Could you write out all the records once more, exactly?
(DATA UNDER STUDY begins)
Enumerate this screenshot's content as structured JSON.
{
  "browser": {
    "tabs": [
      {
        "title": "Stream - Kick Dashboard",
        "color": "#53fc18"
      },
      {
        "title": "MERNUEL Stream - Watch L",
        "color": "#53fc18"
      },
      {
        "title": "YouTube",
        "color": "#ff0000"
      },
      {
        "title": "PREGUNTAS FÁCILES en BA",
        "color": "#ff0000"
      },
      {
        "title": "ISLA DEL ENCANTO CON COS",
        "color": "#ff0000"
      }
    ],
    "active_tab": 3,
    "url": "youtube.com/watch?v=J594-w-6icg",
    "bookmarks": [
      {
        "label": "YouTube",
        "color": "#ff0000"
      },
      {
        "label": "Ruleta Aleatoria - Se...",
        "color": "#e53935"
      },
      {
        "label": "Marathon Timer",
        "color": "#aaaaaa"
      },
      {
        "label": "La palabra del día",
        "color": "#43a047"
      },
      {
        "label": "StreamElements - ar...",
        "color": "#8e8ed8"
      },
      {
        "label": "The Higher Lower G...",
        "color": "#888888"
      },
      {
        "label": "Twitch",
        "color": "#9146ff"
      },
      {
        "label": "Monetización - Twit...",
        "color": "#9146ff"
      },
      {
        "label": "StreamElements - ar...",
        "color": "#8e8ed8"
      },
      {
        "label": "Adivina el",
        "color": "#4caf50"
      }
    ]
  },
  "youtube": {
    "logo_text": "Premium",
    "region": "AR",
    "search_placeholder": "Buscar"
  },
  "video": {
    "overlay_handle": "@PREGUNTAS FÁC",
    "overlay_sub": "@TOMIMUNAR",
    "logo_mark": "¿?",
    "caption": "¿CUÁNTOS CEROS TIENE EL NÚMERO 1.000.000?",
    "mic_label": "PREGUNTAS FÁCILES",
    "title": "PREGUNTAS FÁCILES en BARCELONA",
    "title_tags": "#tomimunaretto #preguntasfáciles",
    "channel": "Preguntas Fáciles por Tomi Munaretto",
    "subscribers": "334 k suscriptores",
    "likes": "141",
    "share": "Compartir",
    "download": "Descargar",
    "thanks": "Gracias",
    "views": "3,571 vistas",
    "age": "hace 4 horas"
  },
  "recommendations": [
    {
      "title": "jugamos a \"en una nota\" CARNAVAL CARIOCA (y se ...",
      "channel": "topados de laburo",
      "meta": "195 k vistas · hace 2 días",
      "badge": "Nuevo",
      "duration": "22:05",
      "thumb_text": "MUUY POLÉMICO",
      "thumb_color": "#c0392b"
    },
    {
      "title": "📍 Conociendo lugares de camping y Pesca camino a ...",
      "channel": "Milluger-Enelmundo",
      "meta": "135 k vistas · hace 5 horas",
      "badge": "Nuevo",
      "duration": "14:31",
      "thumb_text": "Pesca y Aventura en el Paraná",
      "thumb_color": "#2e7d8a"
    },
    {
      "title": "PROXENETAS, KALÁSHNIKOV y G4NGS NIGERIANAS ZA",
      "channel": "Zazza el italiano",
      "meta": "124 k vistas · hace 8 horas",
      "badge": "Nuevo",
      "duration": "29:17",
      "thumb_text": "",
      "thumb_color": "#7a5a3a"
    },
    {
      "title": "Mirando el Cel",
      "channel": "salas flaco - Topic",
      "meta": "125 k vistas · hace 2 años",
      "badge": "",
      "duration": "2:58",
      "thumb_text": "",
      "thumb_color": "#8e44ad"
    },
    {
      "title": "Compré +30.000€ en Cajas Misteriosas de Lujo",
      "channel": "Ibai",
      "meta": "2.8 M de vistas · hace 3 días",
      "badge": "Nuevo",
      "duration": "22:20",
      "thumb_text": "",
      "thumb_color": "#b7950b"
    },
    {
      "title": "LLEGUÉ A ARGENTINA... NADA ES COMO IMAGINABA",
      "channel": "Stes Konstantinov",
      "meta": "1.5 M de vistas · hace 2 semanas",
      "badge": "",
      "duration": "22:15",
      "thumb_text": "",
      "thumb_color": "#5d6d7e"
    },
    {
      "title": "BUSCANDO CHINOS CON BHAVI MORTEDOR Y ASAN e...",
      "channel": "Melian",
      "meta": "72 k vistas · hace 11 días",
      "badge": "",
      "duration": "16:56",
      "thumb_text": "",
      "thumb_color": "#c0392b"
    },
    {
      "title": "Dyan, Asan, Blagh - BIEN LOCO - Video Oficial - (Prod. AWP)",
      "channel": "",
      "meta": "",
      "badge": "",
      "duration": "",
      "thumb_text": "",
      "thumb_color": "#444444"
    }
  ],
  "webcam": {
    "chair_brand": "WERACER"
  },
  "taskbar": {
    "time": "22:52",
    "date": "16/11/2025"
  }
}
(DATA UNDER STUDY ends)
**COMPLETED TASK:**
Enumerate this screenshot's content as structured JSON.
{
  "browser": {
    "tabs": [
      {
        "title": "Stream - Kick Dashboard",
        "color": "#53fc18"
      },
      {
        "title": "MERNUEL Stream - Watch L",
        "color": "#53fc18"
      },
      {
        "title": "YouTube",
        "color": "#ff0000"
      },
      {
        "title": "PREGUNTAS FÁCILES en BA",
        "color": "#ff0000"
      },
      {
        "title": "ISLA DEL ENCANTO CON COS",
        "color": "#ff0000"
      }
    ],
    "active_tab": 3,
    "url": "youtube.com/watch?v=J594-w-6icg",
    "bookmarks": [
      {
        "label": "YouTube",
        "color": "#ff0000"
      },
      {
        "label": "Ruleta Aleatoria - Se...",
        "color": "#e53935"
      },
      {
        "label": "Marathon Timer",
        "color": "#aaaaaa"
      },
      {
        "label": "La palabra del día",
        "color": "#43a047"
      },
      {
        "label": "StreamElements - ar...",
        "color": "#8e8ed8"
      },
      {
        "label": "The Higher Lower G...",
        "color": "#888888"
      },
      {
        "label": "Twitch",
        "color": "#9146ff"
      },
      {
        "label": "Monetización - Twit...",
        "color": "#9146ff"
      },
      {
        "label": "StreamElements - ar...",
        "color": "#8e8ed8"
      },
      {
        "label": "Adivina el",
        "color": "#4caf50"
      }
    ]
  },
  "youtube": {
    "logo_text": "Premium",
    "region": "AR",
    "search_placeholder": "Buscar"
  },
  "video": {
    "overlay_handle": "@PREGUNTAS FÁC",
    "overlay_sub": "@TOMIMUNAR",
    "logo_mark": "¿?",
    "caption": "¿CUÁNTOS CEROS TIENE EL NÚMERO 1.000.000?",
    "mic_label": "PREGUNTAS FÁCILES",
    "title": "PREGUNTAS FÁCILES en BARCELONA",
    "title_tags": "#tomimunaretto #preguntasfáciles",
    "channel": "Preguntas Fáciles por Tomi Munaretto",
    "subscribers": "334 k suscriptores",
    "likes": "141",
    "share": "Compartir",
    "download": "Descargar",
    "thanks": "Gracias",
    "views": "3,571 vistas",
    "age": "hace 4 horas"
  },
  "recommendations": [
    {
      "title": "jugamos a \"en una nota\" CARNAVAL CARIOCA (y se ...",
      "channel": "topados de laburo",
      "meta": "195 k vistas · hace 2 días",
      "badge": "Nuevo",
      "duration": "22:05",
      "thumb_text": "MUUY POLÉMICO",
      "thumb_color": "#c0392b"
    },
    {
      "title": "📍 Conociendo lugares de camping y Pesca camino a ...",
      "channel": "Milluger-Enelmundo",
      "meta": "135 k vistas · hace 5 horas",
      "badge": "Nuevo",
      "duration": "14:31",
      "thumb_text": "Pesca y Aventura en el Paraná",
      "thumb_color": "#2e7d8a"
    },
    {
      "title": "PROXENETAS, KALÁSHNIKOV y G4NGS NIGERIANAS ZA",
      "channel": "Zazza el italiano",
      "meta": "124 k vistas · hace 8 horas",
      "badge": "Nuevo",
      "duration": "29:17",
      "thumb_text": "",
      "thumb_color": "#7a5a3a"
    },
    {
      "title": "Mirando el Cel",
      "channel": "salas flaco - Topic",
      "meta": "125 k vistas · hace 2 años",
      "badge": "",
      "duration": "2:58",
      "thumb_text": "",
      "thumb_color": "#8e44ad"
    },
    {
      "title": "Compré +30.000€ en Cajas Misteriosas de Lujo",
      "channel": "Ibai",
      "meta": "2.8 M de vistas · hace 3 días",
      "badge": "Nuevo",
      "duration": "22:20",
      "thumb_text": "",
      "thumb_color": "#b7950b"
    },
    {
      "title": "LLEGUÉ A ARGENTINA... NADA ES COMO IMAGINABA",
      "channel": "Stes Konstantinov",
      "meta": "1.5 M de vistas · hace 2 semanas",
      "badge": "",
      "duration": "22:15",
      "thumb_text": "",
      "thumb_color": "#5d6d7e"
    },
    {
      "title": "BUSCANDO CHINOS CON BHAVI MORTEDOR Y ASAN e...",
      "channel": "Melian",
      "meta": "72 k vistas · hace 11 días",
      "badge": "",
      "duration": "16:56",
      "thumb_text": "",
      "thumb_color": "#c0392b"
    },
    {
      "title": "Dyan, Asan, Blagh - BIEN LOCO - Video Oficial - (Prod. AWP)",
      "channel": "",
      "meta": "",
      "badge": "",
      "duration": "",
      "thumb_text": "",
      "thumb_color": "#444444"
    }
  ],
  "webcam": {
    "chair_brand": "WERACER"
  },
  "taskbar": {
    "time": "22:52",
    "date": "16/11/2025"
  }
}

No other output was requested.